The church is not about activities or programmes but vision. And the vision of any church must evolve around discipleship. When people join our churches, they must be told the vision, the road map that will take them from where they are to where God wants them to be. The church must have a vision for people that will help them become disciples of Christ. It is sad to note that most churches simply gather like any organization and do their routine work, but people are not taken anywhere. Many are the churches today that have a variety of reasons for their being “setting captives free, becoming a prophetic voice to the nation, being the light in the dark world and many similar slogans”. But the question is “where do you want to take the people who are joining your church? If you don’t know where you are taking people please close your church and join others.

  1. Being a Christian without having a personal discipling experience

From my own experience on the ground as a pastor I would say that about 80% of church members in Africa have never had a discipling experience in their Christian journey. Unfortunately, some of them have even become church leaders when none ever nurtured them in the Lord. How can you disciple others if you have never been discipled yourself?

I agree with Ogden (2003) when he insists that we can only grow people into self-initiating, reproducing, fully devoted followers of Jesus Christ by involving them in highly accountable, relational, mutual multiplying discipleship units of three or four people. This relationship process should aim at bringing believers to spiritual maturity in Christ. So, the emphasis here is about each Christian to evaluate themselves regarding discipleship. How did you become a Christian? Who nurtured you when you started this Christian journey? What did you learn from him/her that equipped you for discipleship today?


This short reflection aimed at reminding the church and Christians at large about the need for discipleship. The church needs a paradigm shift in the way it understands and practices discipleship otherwise future generations of Christians in Africa will not have the needed Christian ethical values that can attract others to Christ and impact the world. From the six setbacks above it is evident that both the church ministers and church members have roles to play for discipleship to become a culture of the church in our time.


Short Bio:

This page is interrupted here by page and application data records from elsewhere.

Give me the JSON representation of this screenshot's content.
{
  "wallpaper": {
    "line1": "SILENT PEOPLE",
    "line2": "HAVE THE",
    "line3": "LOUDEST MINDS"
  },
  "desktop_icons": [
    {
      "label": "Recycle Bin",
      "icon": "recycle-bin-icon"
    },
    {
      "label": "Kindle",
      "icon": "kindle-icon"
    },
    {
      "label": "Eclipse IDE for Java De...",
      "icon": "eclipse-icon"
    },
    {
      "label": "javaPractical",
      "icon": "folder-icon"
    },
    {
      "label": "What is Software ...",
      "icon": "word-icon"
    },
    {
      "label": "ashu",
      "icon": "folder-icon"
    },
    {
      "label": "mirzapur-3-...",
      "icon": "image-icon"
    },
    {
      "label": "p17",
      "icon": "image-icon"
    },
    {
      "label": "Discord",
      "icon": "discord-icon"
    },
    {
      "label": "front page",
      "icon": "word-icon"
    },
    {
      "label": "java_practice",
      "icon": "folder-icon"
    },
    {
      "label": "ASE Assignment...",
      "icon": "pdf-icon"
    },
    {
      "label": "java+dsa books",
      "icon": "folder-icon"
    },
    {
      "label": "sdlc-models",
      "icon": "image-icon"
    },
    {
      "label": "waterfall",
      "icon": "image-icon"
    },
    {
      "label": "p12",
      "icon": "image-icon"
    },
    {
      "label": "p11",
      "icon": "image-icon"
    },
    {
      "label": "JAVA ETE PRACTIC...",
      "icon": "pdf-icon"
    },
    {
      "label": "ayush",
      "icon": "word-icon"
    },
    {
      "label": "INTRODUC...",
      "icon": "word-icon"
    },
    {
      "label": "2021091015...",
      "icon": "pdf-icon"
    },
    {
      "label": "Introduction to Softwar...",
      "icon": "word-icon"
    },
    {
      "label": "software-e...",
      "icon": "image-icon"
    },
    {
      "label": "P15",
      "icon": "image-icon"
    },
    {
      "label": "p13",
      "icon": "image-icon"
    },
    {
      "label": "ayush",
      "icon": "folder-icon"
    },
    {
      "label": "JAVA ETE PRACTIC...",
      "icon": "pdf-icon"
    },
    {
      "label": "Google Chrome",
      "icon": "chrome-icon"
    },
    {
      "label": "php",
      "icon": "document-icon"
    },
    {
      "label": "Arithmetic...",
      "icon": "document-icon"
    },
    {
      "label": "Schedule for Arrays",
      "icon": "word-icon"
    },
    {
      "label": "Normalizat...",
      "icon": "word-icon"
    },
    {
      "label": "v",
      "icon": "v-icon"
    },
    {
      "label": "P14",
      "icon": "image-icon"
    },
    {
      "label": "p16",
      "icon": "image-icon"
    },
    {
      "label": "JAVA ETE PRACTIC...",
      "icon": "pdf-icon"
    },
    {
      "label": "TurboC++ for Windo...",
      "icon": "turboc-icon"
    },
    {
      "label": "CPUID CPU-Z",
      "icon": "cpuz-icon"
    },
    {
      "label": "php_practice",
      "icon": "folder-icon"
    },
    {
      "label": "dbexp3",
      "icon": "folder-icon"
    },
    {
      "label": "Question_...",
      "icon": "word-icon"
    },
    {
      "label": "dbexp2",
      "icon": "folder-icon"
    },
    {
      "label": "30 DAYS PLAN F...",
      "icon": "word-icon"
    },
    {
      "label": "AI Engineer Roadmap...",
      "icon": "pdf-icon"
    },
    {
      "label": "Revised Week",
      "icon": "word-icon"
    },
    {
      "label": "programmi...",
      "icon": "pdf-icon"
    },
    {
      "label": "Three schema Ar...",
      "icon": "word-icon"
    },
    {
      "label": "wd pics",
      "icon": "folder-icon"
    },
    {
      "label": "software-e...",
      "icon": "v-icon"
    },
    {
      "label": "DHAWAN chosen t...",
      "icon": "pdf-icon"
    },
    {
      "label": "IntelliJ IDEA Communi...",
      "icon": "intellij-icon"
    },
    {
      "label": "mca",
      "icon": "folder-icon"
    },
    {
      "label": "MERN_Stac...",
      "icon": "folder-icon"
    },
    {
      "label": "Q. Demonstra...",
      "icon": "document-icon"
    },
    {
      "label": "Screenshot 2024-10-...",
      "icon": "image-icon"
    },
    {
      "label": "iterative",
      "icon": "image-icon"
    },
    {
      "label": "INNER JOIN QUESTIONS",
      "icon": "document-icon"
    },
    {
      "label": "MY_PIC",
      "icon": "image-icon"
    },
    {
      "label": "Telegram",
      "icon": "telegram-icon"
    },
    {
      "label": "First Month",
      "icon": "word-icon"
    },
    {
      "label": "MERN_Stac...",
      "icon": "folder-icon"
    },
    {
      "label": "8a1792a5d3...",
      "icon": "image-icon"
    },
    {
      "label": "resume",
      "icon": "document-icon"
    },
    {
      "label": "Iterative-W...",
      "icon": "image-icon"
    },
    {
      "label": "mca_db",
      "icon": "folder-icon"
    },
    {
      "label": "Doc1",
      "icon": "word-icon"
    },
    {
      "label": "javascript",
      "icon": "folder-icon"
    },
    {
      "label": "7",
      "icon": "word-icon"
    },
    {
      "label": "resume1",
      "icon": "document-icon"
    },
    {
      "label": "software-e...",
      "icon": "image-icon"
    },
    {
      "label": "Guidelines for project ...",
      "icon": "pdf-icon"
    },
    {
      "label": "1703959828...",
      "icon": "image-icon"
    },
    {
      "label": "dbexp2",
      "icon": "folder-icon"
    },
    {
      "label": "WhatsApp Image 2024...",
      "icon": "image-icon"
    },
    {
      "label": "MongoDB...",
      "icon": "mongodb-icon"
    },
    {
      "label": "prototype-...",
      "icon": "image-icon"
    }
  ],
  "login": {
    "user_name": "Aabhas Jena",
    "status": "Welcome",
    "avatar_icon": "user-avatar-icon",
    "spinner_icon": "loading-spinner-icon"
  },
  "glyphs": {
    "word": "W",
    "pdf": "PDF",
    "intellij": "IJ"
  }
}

Jesse earned his D. Th in Missiology from UNISA and has been in full-time ministry for more than 20 years. Jesse is passionate about Pentecostal missions and ministry and has published three books. Jesse is the SATS BTh Honours coordinator, MTh & PhD supervisor, Lecturer, and Senior pastor Liberating Truth Mission church international, Lubumbashi, DRC.


Work cited

Ogden G 2003. Transforming discipleship: making disciples a few at a time. IVP books, an imprint of intervarsity press: Downers grove, Illinois.